What needs to be done
Your output should repeat each record below with no differences.

Data for review
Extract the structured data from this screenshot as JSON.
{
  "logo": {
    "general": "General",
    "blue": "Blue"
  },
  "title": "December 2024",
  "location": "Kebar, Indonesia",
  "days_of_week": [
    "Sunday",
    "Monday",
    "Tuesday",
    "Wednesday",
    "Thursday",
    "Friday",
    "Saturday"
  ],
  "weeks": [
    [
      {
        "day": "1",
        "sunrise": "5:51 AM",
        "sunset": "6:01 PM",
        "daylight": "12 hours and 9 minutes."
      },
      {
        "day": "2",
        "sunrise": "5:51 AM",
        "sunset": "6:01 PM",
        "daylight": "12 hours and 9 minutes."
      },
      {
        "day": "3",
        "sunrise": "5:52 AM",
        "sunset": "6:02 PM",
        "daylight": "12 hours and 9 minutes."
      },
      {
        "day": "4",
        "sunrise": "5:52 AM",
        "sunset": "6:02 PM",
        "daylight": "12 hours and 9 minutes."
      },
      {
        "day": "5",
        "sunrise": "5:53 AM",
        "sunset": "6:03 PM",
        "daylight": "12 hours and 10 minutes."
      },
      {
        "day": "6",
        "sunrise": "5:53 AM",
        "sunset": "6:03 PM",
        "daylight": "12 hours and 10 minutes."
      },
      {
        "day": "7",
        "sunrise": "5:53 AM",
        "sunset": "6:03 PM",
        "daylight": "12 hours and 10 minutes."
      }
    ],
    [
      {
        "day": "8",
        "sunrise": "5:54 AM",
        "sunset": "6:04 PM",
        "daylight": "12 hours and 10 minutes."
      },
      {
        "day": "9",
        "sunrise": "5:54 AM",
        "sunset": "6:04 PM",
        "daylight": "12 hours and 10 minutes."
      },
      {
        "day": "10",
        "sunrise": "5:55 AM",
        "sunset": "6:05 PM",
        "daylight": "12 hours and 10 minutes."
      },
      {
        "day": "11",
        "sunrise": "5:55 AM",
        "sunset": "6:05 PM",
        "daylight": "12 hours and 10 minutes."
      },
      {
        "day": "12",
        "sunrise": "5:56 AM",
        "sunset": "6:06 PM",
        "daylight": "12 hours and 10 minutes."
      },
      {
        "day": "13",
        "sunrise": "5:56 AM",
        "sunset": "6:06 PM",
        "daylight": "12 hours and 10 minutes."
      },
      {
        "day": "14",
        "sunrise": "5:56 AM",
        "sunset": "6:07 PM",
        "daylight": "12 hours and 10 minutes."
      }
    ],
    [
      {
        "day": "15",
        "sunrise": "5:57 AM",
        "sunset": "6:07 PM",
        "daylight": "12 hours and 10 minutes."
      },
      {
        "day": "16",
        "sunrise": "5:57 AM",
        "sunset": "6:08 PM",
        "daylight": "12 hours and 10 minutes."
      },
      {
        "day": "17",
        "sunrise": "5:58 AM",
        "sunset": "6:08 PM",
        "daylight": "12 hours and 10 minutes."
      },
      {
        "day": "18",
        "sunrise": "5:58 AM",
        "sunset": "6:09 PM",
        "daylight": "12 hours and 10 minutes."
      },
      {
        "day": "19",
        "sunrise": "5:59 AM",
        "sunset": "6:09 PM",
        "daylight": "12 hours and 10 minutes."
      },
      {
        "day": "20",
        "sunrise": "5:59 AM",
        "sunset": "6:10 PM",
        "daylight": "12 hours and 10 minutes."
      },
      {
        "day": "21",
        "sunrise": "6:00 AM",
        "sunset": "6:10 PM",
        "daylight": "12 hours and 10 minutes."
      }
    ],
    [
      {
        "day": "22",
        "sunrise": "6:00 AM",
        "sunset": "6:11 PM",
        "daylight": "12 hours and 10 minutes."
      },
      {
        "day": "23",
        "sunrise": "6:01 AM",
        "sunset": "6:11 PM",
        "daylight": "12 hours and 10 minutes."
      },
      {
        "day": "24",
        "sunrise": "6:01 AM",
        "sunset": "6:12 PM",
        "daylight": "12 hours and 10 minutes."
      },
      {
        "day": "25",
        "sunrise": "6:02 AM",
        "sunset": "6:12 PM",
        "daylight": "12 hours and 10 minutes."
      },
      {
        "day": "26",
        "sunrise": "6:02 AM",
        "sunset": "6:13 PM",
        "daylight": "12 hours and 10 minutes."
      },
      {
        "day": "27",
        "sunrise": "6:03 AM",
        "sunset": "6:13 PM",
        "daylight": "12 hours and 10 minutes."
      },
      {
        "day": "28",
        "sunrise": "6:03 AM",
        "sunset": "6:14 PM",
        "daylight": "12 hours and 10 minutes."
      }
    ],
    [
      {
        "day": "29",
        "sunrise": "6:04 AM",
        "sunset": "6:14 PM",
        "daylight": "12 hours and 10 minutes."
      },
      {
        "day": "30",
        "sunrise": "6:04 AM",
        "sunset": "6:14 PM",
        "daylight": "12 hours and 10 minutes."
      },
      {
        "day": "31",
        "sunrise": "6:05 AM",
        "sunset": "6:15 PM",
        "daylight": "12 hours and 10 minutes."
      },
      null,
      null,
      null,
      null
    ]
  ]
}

Task solution
Extract the structured data from this screenshot as JSON.
{
  "logo": {
    "general": "General",
    "blue": "Blue"
  },
  "title": "December 2024",
  "location": "Kebar, Indonesia",
  "days_of_week": [
    "Sunday",
    "Monday",
    "Tuesday",
    "Wednesday",
    "Thursday",
    "Friday",
    "Saturday"
  ],
  "weeks": [
    [
      {
        "day": "1",
        "sunrise": "5:51 AM",
        "sunset": "6:01 PM",
        "daylight": "12 hours and 9 minutes."
      },
      {
        "day": "2",
        "sunrise": "5:51 AM",
        "sunset": "6:01 PM",
        "daylight": "12 hours and 9 minutes."
      },
      {
        "day": "3",
        "sunrise": "5:52 AM",
        "sunset": "6:02 PM",
        "daylight": "12 hours and 9 minutes."
      },
      {
        "day": "4",
        "sunrise": "5:52 AM",
        "sunset": "6:02 PM",
        "daylight": "12 hours and 9 minutes."
      },
      {
        "day": "5",
        "sunrise": "5:53 AM",
        "sunset": "6:03 PM",
        "daylight": "12 hours and 10 minutes."
      },
      {
        "day": "6",
        "sunrise": "5:53 AM",
        "sunset": "6:03 PM",
        "daylight": "12 hours and 10 minutes."
      },
      {
        "day": "7",
        "sunrise": "5:53 AM",
        "sunset": "6:03 PM",
        "daylight": "12 hours and 10 minutes."
      }
    ],
    [
      {
        "day": "8",
        "sunrise": "5:54 AM",
        "sunset": "6:04 PM",
        "daylight": "12 hours and 10 minutes."
      },
      {
        "day": "9",
        "sunrise": "5:54 AM",
        "sunset": "6:04 PM",
        "daylight": "12 hours and 10 minutes."
      },
      {
        "day": "10",
        "sunrise": "5:55 AM",
        "sunset": "6:05 PM",
        "daylight": "12 hours and 10 minutes."
      },
      {
        "day": "11",
        "sunrise": "5:55 AM",
        "sunset": "6:05 PM",
        "daylight": "12 hours and 10 minutes."
      },
      {
        "day": "12",
        "sunrise": "5:56 AM",
        "sunset": "6:06 PM",
        "daylight": "12 hours and 10 minutes."
      },
      {
        "day": "13",
        "sunrise": "5:56 AM",
        "sunset": "6:06 PM",
        "daylight": "12 hours and 10 minutes."
      },
      {
        "day": "14",
        "sunrise": "5:56 AM",
        "sunset": "6:07 PM",
        "daylight": "12 hours and 10 minutes."
      }
    ],
    [
      {
        "day": "15",
        "sunrise": "5:57 AM",
        "sunset": "6:07 PM",
        "daylight": "12 hours and 10 minutes."
      },
      {
        "day": "16",
        "sunrise": "5:57 AM",
        "sunset": "6:08 PM",
        "daylight": "12 hours and 10 minutes."
      },
      {
        "day": "17",
        "sunrise": "5:58 AM",
        "sunset": "6:08 PM",
        "daylight": "12 hours and 10 minutes."
      },
      {
        "day": "18",
        "sunrise": "5:58 AM",
        "sunset": "6:09 PM",
        "daylight": "12 hours and 10 minutes."
      },
      {
        "day": "19",
        "sunrise": "5:59 AM",
        "sunset": "6:09 PM",
        "daylight": "12 hours and 10 minutes."
      },
      {
        "day": "20",
        "sunrise": "5:59 AM",
        "sunset": "6:10 PM",
        "daylight": "12 hours and 10 minutes."
      },
      {
        "day": "21",
        "sunrise": "6:00 AM",
        "sunset": "6:10 PM",
        "daylight": "12 hours and 10 minutes."
      }
    ],
    [
      {
        "day": "22",
        "sunrise": "6:00 AM",
        "sunset": "6:11 PM",
        "daylight": "12 hours and 10 minutes."
      },
      {
        "day": "23",
        "sunrise": "6:01 AM",
        "sunset": "6:11 PM",
        "daylight": "12 hours and 10 minutes."
      },
      {
        "day": "24",
        "sunrise": "6:01 AM",
        "sunset": "6:12 PM",
        "daylight": "12 hours and 10 minutes."
      },
      {
        "day": "25",
        "sunrise": "6:02 AM",
        "sunset": "6:12 PM",
        "daylight": "12 hours and 10 minutes."
      },
      {
        "day": "26",
        "sunrise": "6:02 AM",
        "sunset": "6:13 PM",
        "daylight": "12 hours and 10 minutes."
      },
      {
        "day": "27",
        "sunrise": "6:03 AM",
        "sunset": "6:13 PM",
        "daylight": "12 hours and 10 minutes."
      },
      {
        "day": "28",
        "sunrise": "6:03 AM",
        "sunset": "6:14 PM",
        "daylight": "12 hours and 10 minutes."
      }
    ],
    [
      {
        "day": "29",
        "sunrise": "6:04 AM",
        "sunset": "6:14 PM",
        "daylight": "12 hours and 10 minutes."
      },
      {
        "day": "30",
        "sunrise": "6:04 AM",
        "sunset": "6:14 PM",
        "daylight": "12 hours and 10 minutes."
      },
      {
        "day": "31",
        "sunrise": "6:05 AM",
        "sunset": "6:15 PM",
        "daylight": "12 hours and 10 minutes."
      },
      null,
      null,
      null,
      null
    ]
  ]
}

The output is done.